When you are recording or playing on top of an orchestra, your intonation or pitch must be spot on, or it’s noticed and you’ll likely get a reprimand, or you’ll hang your head when you hear the recording. The Saxony is an excellent choice for times when you want a lively sound that stands out, and is dead on relating to pitch.

The instrument also takes less breath to play, and I like that.

I can bend notes easily with the Saxony (I got the orchestra tuning…which I recommend), but again they are stable if I don’t push them off tune.

(Note almost all harmonica players have a tendency to take draw notes flat.)

What about the other instruments relating to intonation?
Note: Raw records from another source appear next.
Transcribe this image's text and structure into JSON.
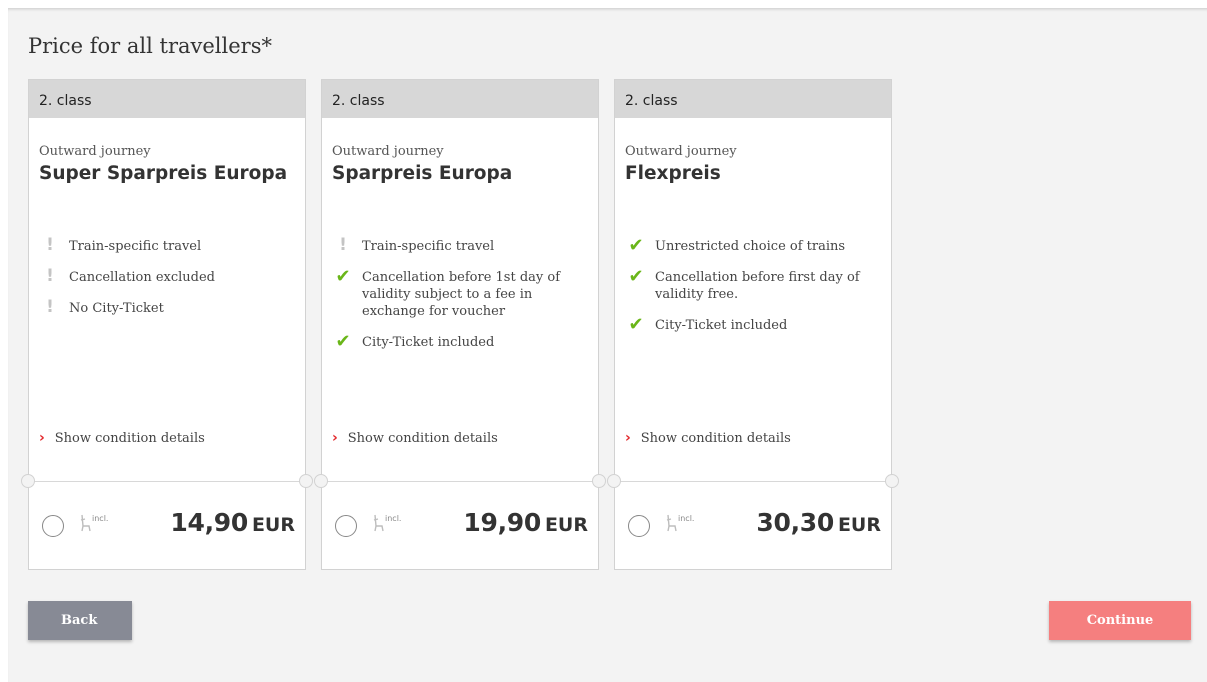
{
  "heading": "Price for all travellers*",
  "cards": [
    {
      "class_label": "2. class",
      "journey_label": "Outward journey",
      "title": "Super Sparpreis Europa",
      "features": [
        {
          "icon": "exclamation-icon",
          "text": "Train-specific travel"
        },
        {
          "icon": "exclamation-icon",
          "text": "Cancellation excluded"
        },
        {
          "icon": "exclamation-icon",
          "text": "No City-Ticket"
        }
      ],
      "details_link": "Show condition details",
      "seat_label": "incl.",
      "price_amount": "14,90",
      "price_currency": "EUR"
    },
    {
      "class_label": "2. class",
      "journey_label": "Outward journey",
      "title": "Sparpreis Europa",
      "features": [
        {
          "icon": "exclamation-icon",
          "text": "Train-specific travel"
        },
        {
          "icon": "check-icon",
          "text": "Cancellation before 1st day of validity subject to a fee in exchange for voucher"
        },
        {
          "icon": "check-icon",
          "text": "City-Ticket included"
        }
      ],
      "details_link": "Show condition details",
      "seat_label": "incl.",
      "price_amount": "19,90",
      "price_currency": "EUR"
    },
    {
      "class_label": "2. class",
      "journey_label": "Outward journey",
      "title": "Flexpreis",
      "features": [
        {
          "icon": "check-icon",
          "text": "Unrestricted choice of trains"
        },
        {
          "icon": "check-icon",
          "text": "Cancellation before first day of validity free."
        },
        {
          "icon": "check-icon",
          "text": "City-Ticket included"
        }
      ],
      "details_link": "Show condition details",
      "seat_label": "incl.",
      "price_amount": "30,30",
      "price_currency": "EUR"
    }
  ],
  "buttons": {
    "back": "Back",
    "continue": "Continue"
  },
  "colors": {
    "accent_red": "#e3262a",
    "check_green": "#6ab619",
    "continue_bg": "#f57f7f",
    "back_bg": "#878a95"
  }
}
Suzuki SCX 64 is a bit too flexy on pitch for recordings where spot on intonation is required.…it’s very easy to go sharp or flat with any variation of breath or embouchure, where the Suzuki Sirius 64 has extremely stable intonation, so it is an excellent choice in studio too.

Of course that means that the SCX is great for Jazz and general use where you want that “liveliness in artistic interpretation,” and the Sirius great for ballads and classical recordings.

Again, the Suzuki SCX is great for recordings where artistic interpretation involves intonation variation…improvisation, or hot stuff.

In closing…the Seydel Saxony gets excellent marks for the wonderfully centered tonal harmonic footprint with its bright character which means IT CUTS ABOVE THE OTHER INSTRUMENTS YOU ARE PLAYING WITH….and that is a key deciding factor.

Add in the great tone, short throw slide and dependability and it’s a must-have in your stable.

I play this one all the time, and people always want to try it out.


I want a Suzuki Sirius 56 with the short throw slide, Brendan Power speaks highly of them, and after the Seydel Saxony I’m hooked on short throw slides.

I also dream of a Suzuki Magic Garden (now out of production) and a Suzuki SC 64 or 56…(also out of production.)

I must have a Suzuki fabulous 64 at some point with the solid brass, silver plated comb, and I’m hoping Seydel can be persuaded to make a 16 hole Saxony….we have to bug them to do this.

I also hear Hohner has some new models coming out, and we have to try those too.

I am now addicted to many harmonicas…it just happened.

The longer you play, the more you can play any instrument to good effect, but you also want that broader and broader tonal palette.


How about you?